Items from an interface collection
━━━━━━━━━━

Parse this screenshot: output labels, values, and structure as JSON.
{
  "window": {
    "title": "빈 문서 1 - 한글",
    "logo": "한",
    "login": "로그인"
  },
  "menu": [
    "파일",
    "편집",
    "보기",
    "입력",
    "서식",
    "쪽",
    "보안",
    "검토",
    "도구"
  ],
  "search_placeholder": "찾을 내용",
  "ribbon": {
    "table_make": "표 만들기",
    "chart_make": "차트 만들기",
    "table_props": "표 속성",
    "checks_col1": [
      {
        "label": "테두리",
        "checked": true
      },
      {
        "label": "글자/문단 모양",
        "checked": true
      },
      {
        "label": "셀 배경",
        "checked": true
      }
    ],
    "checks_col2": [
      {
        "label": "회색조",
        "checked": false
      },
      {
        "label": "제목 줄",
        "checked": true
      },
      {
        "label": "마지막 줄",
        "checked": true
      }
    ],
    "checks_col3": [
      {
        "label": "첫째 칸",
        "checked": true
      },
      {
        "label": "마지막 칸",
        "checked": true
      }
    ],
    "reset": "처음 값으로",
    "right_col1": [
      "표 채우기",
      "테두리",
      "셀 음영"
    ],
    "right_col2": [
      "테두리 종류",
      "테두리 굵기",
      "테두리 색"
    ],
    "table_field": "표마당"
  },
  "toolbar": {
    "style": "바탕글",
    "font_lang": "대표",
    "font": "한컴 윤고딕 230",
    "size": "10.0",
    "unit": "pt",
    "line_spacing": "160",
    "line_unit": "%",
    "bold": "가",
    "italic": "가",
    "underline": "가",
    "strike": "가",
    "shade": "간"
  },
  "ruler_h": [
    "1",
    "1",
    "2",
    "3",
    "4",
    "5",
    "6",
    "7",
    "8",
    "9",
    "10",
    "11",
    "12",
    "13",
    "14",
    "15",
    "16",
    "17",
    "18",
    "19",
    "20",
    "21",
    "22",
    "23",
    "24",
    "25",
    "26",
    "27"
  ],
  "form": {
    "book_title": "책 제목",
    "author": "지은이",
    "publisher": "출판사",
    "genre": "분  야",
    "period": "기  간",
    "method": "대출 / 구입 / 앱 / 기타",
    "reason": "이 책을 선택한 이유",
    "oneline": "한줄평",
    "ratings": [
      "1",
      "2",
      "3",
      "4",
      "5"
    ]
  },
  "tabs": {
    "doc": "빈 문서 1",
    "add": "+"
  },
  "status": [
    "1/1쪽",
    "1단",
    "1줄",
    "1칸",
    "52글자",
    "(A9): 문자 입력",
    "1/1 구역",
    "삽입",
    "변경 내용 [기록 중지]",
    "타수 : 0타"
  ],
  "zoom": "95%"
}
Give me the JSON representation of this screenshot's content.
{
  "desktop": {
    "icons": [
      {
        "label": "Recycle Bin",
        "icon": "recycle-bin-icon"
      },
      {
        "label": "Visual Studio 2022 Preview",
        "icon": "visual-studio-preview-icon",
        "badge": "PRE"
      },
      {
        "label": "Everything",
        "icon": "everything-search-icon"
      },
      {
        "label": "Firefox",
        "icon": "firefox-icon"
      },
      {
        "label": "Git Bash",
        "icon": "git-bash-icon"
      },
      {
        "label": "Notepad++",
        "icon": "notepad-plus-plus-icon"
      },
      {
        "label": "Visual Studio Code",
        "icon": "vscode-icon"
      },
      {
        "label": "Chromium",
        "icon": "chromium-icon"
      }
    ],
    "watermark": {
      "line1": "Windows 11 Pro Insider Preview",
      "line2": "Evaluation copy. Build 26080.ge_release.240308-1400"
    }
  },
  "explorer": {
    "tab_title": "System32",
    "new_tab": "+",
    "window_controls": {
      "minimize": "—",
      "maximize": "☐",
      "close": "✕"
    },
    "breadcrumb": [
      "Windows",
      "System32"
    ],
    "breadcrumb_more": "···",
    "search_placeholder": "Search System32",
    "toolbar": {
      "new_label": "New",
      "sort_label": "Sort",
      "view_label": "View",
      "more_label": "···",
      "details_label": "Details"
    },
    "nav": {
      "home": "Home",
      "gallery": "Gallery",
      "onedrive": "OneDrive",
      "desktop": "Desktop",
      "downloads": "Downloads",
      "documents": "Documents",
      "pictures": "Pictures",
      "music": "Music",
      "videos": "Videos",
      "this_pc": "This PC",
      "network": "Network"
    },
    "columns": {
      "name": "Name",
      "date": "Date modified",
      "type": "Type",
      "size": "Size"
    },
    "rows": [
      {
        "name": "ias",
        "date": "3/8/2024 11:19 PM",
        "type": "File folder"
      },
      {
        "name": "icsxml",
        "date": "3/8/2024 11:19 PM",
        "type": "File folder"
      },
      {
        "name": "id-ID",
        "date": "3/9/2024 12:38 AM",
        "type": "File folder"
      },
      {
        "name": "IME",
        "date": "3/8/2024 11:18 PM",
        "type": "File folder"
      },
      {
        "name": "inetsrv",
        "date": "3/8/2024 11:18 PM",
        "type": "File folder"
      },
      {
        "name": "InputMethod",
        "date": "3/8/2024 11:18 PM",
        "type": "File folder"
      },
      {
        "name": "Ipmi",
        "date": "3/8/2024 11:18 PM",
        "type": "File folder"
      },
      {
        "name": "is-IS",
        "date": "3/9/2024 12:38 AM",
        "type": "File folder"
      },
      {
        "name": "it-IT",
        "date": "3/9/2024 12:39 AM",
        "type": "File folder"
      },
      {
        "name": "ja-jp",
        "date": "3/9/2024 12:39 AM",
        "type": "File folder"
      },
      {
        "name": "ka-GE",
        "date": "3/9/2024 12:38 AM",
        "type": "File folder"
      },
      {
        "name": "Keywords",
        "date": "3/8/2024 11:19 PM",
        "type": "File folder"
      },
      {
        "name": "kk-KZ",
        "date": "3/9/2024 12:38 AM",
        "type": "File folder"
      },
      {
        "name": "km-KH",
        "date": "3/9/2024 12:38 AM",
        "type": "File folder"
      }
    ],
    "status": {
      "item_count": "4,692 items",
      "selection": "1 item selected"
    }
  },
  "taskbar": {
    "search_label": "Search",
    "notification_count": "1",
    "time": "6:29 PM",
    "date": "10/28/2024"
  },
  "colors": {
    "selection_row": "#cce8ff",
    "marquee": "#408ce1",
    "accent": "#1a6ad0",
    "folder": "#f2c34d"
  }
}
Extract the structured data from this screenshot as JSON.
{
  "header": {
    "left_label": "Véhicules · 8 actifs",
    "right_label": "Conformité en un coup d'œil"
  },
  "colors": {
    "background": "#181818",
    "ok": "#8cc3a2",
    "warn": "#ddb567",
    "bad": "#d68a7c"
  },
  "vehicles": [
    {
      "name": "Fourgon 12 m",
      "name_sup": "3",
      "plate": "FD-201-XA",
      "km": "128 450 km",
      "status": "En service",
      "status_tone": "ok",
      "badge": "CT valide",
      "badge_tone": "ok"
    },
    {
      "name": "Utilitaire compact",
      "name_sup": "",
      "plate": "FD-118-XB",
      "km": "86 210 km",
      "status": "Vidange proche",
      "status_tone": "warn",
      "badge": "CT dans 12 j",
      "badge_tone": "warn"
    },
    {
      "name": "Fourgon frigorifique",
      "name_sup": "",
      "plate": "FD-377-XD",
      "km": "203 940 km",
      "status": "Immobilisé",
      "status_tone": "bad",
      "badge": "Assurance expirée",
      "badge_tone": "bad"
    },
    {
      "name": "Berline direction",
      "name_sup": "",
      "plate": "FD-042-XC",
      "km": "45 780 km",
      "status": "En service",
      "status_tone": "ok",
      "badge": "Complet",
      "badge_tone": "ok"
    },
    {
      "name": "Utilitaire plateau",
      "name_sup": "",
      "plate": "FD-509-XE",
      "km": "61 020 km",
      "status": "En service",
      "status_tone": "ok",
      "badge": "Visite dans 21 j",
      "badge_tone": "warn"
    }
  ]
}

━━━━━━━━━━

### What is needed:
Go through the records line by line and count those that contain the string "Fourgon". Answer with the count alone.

### Written solution:
2